LATEST ARTICLES

Charles Hunt, political scientist

Charles Hunt, political scientist

More “robust” peacekeeping by United Nations peacekeepers working to calm or resolve conflicts comes with its own dangers, and it’s fertile ground for Charles Hunt’s research. Once, UN peacekeepers were strictly prohibited from ever using force for anything other than self-defence, no matter the provocation. Hunt, now an Australian Research Council DECRA Fellow at RMIT university, …read more

Maria Forsyth, research chemist

Maria Forsyth, research chemist

It took Maria Forsyth a while to settle on her real research interests. Beginning with a broad foundation of study in materials engineering and chemistry, she sailed through her doctorate at Monash University. With a questing mind, she worked on materials for new optic fibres and chemistries for improved in-vitro fertilisation methods, before her focus moved …read more

Buoyed by hope in the midst of crisis

Buoyed by hope in the midst of crisis

Dr Xiaoling Liu, the newly appointed chancellor of the Queensland University of Technology, is well-placed to advise on the coronavirus crisis engulfing Australian universities. Born Chinese, she worked as a metallurgist and executive for Rio Tinto for many years before retiring from her executive position and later joining company boards.

The weight of the world

The weight of the world

Children from Hong Kong and China are not immune to the global epidemic of obesity. About one in five Hong Kong schoolchildren are now classed as overweight or worse, according to the Hong Kong Department of Health’s latest survey, released last year. They were not eating enough fruit and vegetables, but eating too much salt …read more

Ramsay Centre: Wollongong denies secrecy over Western studies course

Ramsay Centre: Wollongong denies secrecy over Western studies course

Flatly denying the Ramsay Centre deal for a Western civilisation course at Wollongong University has been kept a secret, the university’s executive dean of law, ­humanities and the arts, Theo Farrell, insists he had been discussing the idea with colleagues since 2017. “Some colleagues have gone public saying there has been no consultation,” Professor Farrell …read more

Tarnished monster of rock ’n’ roll

Tarnished monster of rock ’n’ roll

All tight black leather trousers, a black leather vest and multiple loops of swinging gold chain, Gary Glitter was rocking on. The 1973 concert at Sydney’s endearingly shabby (even then) Hordern Pavilion was so awful it was almost good, in a stand back and marvel at the spectacle sort of way. And of course the …read more

The future of farming is here

The future of farming is here

Tiny sensors that stick to crop leaves and transmit health data. Robot buggies that trundle up and down orchard rows. Hyperspectral scanners to assess tree health. Smartphone-operated virtual cattle fences.
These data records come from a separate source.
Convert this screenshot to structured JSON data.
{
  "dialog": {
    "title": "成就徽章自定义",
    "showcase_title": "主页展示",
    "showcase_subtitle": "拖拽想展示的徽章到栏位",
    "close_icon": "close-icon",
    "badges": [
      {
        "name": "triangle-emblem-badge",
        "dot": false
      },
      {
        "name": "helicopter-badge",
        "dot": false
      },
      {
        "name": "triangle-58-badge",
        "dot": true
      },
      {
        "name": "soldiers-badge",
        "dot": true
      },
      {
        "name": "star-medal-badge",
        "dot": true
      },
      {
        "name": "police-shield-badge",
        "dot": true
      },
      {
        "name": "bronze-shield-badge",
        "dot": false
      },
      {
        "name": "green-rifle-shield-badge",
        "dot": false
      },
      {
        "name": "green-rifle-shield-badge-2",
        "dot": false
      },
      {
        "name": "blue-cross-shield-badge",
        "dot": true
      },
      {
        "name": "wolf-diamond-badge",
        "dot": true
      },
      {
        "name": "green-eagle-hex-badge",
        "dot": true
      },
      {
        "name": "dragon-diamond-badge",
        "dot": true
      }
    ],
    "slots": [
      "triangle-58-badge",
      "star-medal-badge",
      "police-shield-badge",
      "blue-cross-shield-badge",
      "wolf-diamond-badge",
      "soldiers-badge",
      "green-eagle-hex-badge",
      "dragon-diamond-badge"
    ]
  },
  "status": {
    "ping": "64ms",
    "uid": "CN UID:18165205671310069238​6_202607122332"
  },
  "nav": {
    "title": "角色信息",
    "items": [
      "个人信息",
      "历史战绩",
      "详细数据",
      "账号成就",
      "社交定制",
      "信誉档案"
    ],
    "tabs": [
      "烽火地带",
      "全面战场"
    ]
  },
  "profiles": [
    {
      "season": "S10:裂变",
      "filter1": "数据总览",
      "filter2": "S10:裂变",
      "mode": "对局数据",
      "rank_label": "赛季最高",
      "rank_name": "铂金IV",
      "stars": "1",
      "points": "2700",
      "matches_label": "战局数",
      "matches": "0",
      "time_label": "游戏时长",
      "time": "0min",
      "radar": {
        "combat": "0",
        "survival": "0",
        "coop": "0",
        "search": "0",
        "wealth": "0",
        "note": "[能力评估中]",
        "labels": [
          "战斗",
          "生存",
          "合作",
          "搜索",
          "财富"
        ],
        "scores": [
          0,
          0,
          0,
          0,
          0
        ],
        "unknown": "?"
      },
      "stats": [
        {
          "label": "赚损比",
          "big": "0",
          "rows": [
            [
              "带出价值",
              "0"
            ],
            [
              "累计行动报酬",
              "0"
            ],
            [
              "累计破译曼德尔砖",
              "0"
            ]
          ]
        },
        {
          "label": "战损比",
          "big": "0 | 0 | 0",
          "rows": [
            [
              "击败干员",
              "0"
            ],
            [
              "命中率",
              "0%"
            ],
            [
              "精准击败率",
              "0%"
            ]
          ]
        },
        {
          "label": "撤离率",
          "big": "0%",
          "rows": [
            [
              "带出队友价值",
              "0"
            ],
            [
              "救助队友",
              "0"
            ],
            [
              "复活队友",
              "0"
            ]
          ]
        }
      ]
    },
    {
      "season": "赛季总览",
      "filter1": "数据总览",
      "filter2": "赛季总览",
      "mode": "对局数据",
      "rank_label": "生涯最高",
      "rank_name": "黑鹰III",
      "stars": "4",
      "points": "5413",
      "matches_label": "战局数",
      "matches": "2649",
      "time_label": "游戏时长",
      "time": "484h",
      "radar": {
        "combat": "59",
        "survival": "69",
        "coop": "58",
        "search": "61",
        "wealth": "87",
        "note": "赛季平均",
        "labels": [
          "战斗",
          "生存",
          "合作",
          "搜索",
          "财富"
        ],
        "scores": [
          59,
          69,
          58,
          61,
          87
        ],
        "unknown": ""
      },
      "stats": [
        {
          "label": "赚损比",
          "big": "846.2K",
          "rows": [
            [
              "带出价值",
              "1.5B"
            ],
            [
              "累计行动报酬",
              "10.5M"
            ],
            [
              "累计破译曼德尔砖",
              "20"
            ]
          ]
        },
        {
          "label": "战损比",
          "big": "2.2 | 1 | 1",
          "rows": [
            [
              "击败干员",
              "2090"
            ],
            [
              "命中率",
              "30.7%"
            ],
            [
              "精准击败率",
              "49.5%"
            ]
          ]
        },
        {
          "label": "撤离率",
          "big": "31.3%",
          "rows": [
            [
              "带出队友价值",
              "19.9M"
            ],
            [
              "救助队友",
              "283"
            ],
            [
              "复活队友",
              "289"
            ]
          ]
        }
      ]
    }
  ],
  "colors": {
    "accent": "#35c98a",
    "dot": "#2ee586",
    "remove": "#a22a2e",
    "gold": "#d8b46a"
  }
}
Gene manipulation to transform crops so they’re a different colour or last longer, or bear fruit in a more convenient way.

Fossil fat reveals planet’s first known animal

Fossil fat reveals planet’s first known animal

In a breakthrough discovery, scientists from the Australian National University have found molecules of animal fat in a fossil more than 558 million years old, making the “Dickinsonia” the world’s first ­confirmed animal.

Whaling on the high seas

Whaling on the high seas

At the right time every season, Australians gather at whale-watching points along the east and west coasts, or take to the water in boats and canoes in the hopes of seeing the giants of the deep, mostly humpback whales, making their way up and down the coast, travelling to and from their breeding grounds.

Falun Gong, Griffith Uni’s Fraser at odds over organs

Falun Gong, Griffith Uni’s Fraser at odds over organs

A spiritual leader’s criticism of a Griffith University academic in a parliamentary hearing was one of the few public skirmishes in a hard-fought battle behind the scenes, now set to culminate in an official misconduct hearing at the university next month.